Professor Coey, a Principal Investigator in CRANN and the School of Physics, Trinity College Dublin, said: “As with any fundamental discovery in science, it is difficult to predict where this could lead. Others will want to test the results. The theory shows that effects can only be expected when there is a huge surface to volume ratio, as in the thin layers of interfacial water attached to biomolecules. The zero point energy may never power our cars, but it might be shaping our lives.”
Sen and Coey had recently predicted that such collective behaviour might be possible in systems with an enormous surface area – a milligram speck of the cerium dioxide nanoparticles has as much surface area as an entire sheet of newspaper. Furthermore they predicted that when the particle clumps were broken up into smaller ones, smaller than the wavelength of the light associated with them, the effect would vanish. This is exactly what was observed. In addition, quite unlike the behaviour of normal magnets like iron, the effect does not vary at all with temperature.
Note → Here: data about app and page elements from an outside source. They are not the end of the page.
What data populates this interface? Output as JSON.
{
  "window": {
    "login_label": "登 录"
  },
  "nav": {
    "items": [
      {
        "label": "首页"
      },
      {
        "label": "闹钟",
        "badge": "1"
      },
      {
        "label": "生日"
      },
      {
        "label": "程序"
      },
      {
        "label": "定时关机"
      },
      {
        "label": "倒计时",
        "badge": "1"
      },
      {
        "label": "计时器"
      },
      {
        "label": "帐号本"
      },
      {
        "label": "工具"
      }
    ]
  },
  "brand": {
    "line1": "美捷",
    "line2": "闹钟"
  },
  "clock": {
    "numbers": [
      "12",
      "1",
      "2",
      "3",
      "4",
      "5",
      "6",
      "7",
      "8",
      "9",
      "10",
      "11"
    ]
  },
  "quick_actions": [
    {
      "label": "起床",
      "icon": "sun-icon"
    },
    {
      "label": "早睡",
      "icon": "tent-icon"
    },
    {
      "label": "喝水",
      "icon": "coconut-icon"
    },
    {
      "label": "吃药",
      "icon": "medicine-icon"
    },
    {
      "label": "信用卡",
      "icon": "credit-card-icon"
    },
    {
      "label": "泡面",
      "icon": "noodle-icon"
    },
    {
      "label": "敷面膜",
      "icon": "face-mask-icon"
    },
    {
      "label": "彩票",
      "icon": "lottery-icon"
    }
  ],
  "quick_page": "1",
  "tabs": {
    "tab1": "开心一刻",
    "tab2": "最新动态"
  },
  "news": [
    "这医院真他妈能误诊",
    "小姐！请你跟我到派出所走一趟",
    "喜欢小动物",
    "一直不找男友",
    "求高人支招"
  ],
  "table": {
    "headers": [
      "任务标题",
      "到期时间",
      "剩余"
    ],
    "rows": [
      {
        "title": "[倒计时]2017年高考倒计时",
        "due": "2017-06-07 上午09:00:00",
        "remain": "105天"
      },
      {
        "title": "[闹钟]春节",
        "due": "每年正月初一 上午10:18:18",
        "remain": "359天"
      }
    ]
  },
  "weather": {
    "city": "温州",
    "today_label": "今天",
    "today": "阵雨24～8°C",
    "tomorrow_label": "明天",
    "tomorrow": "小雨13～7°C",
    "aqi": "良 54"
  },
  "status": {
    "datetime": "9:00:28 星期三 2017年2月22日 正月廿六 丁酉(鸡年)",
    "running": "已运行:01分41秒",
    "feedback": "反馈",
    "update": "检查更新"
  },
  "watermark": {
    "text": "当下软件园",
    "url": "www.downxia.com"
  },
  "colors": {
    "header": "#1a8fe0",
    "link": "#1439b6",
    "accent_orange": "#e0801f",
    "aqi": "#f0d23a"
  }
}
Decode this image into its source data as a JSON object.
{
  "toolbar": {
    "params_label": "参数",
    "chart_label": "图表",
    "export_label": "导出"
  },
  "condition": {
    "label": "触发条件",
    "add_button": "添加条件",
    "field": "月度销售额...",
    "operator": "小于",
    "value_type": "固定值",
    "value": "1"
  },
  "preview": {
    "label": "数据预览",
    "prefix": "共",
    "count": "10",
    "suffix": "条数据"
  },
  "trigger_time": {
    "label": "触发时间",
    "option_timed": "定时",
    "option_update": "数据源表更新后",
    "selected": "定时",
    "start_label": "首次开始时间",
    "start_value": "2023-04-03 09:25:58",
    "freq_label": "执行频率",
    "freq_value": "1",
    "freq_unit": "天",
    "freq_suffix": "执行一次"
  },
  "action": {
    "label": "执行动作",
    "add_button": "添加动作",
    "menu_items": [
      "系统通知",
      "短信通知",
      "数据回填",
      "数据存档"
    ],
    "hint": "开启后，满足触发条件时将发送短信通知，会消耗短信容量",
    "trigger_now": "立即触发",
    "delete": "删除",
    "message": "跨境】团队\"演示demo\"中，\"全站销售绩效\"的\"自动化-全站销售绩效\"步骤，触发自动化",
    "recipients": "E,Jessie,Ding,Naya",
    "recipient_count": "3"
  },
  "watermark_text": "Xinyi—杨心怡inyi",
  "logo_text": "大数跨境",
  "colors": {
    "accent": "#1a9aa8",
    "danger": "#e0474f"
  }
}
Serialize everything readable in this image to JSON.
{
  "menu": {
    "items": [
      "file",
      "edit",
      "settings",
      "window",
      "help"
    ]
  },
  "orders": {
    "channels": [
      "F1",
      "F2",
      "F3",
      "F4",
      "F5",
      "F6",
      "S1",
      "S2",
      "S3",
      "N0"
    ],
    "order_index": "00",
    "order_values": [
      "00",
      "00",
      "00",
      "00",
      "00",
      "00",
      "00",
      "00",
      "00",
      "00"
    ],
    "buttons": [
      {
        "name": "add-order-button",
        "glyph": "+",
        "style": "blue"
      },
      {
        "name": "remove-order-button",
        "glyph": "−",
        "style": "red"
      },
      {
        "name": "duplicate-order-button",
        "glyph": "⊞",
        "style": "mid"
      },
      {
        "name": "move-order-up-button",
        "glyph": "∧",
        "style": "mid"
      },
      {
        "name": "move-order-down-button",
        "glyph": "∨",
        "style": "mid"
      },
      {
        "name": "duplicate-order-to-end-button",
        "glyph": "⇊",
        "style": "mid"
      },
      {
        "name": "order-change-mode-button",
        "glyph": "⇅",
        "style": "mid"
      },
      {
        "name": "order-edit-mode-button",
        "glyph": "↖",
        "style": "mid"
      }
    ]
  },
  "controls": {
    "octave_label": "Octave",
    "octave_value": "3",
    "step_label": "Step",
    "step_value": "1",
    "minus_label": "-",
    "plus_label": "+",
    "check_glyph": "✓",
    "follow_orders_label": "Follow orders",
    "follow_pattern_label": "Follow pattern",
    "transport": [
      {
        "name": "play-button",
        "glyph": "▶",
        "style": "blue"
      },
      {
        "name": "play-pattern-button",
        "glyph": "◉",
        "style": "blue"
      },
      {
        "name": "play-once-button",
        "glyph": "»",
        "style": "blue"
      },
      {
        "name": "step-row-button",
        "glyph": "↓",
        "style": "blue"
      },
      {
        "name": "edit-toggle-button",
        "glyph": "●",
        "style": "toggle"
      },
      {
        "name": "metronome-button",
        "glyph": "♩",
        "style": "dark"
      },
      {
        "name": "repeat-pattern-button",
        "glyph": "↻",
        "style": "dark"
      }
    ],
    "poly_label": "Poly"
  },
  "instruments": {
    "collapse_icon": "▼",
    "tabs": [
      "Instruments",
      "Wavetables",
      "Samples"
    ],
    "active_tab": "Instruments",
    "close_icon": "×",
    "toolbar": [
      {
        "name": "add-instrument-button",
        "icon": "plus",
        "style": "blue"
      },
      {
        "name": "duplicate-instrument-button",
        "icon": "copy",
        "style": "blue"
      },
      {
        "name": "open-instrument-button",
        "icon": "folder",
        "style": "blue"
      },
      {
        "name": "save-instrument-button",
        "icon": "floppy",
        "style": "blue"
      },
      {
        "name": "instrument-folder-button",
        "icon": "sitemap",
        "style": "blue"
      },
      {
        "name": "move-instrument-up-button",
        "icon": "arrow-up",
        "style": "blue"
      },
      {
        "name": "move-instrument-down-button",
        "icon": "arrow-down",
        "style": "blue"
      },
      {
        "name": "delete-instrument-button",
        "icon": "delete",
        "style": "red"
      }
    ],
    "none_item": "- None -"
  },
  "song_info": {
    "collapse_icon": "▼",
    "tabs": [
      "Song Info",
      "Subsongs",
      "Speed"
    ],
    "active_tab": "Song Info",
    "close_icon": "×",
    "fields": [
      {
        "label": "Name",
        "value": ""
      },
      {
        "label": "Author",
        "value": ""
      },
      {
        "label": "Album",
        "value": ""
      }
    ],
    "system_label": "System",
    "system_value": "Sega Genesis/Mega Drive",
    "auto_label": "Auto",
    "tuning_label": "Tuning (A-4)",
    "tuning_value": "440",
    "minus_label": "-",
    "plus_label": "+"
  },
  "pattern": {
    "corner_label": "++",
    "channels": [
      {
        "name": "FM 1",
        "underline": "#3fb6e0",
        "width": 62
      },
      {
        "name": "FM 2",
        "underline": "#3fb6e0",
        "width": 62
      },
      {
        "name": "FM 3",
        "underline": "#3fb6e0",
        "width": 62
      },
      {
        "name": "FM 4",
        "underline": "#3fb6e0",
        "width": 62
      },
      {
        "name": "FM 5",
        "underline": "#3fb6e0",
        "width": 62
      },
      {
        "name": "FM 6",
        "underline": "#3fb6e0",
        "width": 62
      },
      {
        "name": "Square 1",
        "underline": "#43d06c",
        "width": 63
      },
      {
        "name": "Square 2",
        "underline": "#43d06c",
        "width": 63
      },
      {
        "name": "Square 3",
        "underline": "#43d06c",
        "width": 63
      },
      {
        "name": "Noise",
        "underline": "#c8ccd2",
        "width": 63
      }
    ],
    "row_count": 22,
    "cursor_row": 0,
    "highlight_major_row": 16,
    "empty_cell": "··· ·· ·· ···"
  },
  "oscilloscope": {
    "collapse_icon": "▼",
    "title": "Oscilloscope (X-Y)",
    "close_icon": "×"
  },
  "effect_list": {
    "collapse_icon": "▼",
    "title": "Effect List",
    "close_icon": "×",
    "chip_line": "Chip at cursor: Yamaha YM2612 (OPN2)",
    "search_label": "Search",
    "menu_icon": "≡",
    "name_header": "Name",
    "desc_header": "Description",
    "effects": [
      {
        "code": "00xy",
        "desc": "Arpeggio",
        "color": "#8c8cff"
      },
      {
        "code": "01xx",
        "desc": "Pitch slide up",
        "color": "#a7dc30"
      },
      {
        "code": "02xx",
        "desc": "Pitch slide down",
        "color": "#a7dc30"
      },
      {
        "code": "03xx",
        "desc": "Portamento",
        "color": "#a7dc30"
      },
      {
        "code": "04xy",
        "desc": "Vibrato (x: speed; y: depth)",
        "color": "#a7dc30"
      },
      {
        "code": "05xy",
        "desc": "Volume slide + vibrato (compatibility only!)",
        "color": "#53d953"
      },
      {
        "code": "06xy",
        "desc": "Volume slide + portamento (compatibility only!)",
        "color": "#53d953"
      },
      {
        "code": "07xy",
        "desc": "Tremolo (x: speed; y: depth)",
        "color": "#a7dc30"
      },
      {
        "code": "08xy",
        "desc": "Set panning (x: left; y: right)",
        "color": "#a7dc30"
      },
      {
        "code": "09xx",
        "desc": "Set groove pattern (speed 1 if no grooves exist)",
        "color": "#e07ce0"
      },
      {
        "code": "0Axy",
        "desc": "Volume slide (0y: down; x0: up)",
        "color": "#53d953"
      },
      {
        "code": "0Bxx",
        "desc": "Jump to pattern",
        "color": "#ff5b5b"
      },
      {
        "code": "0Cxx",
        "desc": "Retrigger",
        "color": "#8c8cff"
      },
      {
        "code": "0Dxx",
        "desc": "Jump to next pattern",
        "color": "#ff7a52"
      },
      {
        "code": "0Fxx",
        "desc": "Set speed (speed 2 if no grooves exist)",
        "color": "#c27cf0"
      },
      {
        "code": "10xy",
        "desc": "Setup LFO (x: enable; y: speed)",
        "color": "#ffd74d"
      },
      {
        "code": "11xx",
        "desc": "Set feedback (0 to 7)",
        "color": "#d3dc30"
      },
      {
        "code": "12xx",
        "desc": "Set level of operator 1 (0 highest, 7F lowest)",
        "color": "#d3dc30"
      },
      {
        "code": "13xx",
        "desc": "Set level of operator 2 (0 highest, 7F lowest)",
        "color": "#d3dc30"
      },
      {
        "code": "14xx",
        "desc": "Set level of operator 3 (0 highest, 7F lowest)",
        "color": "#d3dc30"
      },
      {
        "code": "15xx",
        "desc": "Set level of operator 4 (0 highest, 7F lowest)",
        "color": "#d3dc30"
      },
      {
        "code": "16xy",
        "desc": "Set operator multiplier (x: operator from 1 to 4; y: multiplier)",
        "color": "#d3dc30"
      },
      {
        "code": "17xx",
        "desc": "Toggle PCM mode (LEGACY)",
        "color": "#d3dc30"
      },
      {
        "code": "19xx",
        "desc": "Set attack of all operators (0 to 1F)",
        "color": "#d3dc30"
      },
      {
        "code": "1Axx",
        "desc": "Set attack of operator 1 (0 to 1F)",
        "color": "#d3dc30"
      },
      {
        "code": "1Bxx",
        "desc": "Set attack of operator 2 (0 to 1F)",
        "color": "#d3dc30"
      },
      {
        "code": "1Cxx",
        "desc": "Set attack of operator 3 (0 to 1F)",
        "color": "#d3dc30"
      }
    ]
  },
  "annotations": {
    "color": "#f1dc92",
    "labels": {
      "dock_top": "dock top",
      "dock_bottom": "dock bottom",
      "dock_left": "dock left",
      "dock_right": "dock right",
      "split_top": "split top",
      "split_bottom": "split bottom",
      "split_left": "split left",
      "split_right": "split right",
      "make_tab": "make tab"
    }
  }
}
To date, the best direct evidence of this zero-point electromagnetic radiation in empty space has been a tiny shift of a few parts per billion in an energy level of hydrogen, discovered 70 years ago by Willis Lamb in the USA, and a minute force between metal plates when they are only a few nanometers apart in vacuum predicted around the same time by Dutchman Hendrik Casimir; and measured much later.
*Collective magnetic response of CeO2 nanoparticles, Michael Coey, Karl Ackland, Munuswamy Venkatesan and Siddhartha Sen, Nature Physics (2016) doi.10.1038/nphys3676
CRANN is one of Trinity College Dublin’s largest institutes and Ireland’s flagship nanoscience institute. It has significant infrastructure, and brings together over 300 researchers from across Trinity’s Schools of Physics, Chemistry, Engineering, Medicine and Pharmacology. CRANN is focused on delivering world leading research and innovation – through extensive proactive collaborations with industry, the commercialisation of intellectual property and the education of next generation researchers. The Institute is host to AMBER (advanced-materials/” title=”View all articles about Advanced Materials here”>Advanced Materials and BioEngineering Research), the Science Foundation Ireland funded centre, which provides a partnership between leading researchers in materials science and industry to develop new materials and devices for a range of sectors, particularly the ICT, medical devices and industrial technology sectors. www.crann.tcd.ie